In India today dozens of stone craftsmen are working on Iraivan projects, and other sculptures for the monastery. Here the YA step, one of the NAMASIVAYA steps up to the sanctum, is being carved. The finished side is away from us.
Meanwhile, the major project in Bengaluru is the carving of the Nandi Mandapam, shown here (though the 45-foot-tall flagpole is just barely seen at the top of the drawing). This little temple within a temple will have some of the most elaborate and detailed sculpting of all, and a charming Nandi will sit contentedly within his stall.
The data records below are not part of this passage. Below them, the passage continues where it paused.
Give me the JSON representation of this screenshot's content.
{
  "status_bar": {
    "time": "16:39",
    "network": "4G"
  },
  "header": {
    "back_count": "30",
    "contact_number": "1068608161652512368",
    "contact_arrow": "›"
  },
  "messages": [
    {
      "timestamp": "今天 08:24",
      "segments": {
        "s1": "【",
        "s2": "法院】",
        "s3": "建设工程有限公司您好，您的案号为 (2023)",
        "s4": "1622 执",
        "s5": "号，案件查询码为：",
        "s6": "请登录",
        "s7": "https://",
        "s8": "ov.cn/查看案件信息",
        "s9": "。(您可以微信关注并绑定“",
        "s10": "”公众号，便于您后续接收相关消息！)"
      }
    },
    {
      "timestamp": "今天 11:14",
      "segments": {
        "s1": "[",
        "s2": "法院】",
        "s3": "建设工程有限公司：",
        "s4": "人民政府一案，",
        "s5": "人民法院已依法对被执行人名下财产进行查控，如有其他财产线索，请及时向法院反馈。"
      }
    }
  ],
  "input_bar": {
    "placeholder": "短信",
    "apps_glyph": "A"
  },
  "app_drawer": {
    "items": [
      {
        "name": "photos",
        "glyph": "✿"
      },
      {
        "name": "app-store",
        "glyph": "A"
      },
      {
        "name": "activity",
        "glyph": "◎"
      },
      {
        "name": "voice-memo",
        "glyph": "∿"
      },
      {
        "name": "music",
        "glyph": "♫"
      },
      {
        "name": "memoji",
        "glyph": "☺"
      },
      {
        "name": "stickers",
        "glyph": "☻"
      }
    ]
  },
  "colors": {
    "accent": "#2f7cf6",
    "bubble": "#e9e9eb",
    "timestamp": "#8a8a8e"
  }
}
Nandi the bull represents the ego or personal identity of each soul and also the desire for realization of God. He sits in front of the flag pole, beholding Siva night and day.
This is the top of one of the 12 pillars.
The pillars are small, as you can see.
Part of the roof stones.
It's a large project that most of the silpis in India are now focused on under the able direction of the Jiva Rajasankara family.
"Stand strong for Saivism." The nature of life for Saivites is to turn work into worship, to turn the secular into the sacred. Each day give a little extra warmth, humanness and upliftment to others. Every day is a holy day, all day long. We want to follow our religion even in our dreams. If we help someone, we're worshiping. Wherever we are, that's a place of worship. "To the Saivite Hindu all of life is sacred. All of life is religion."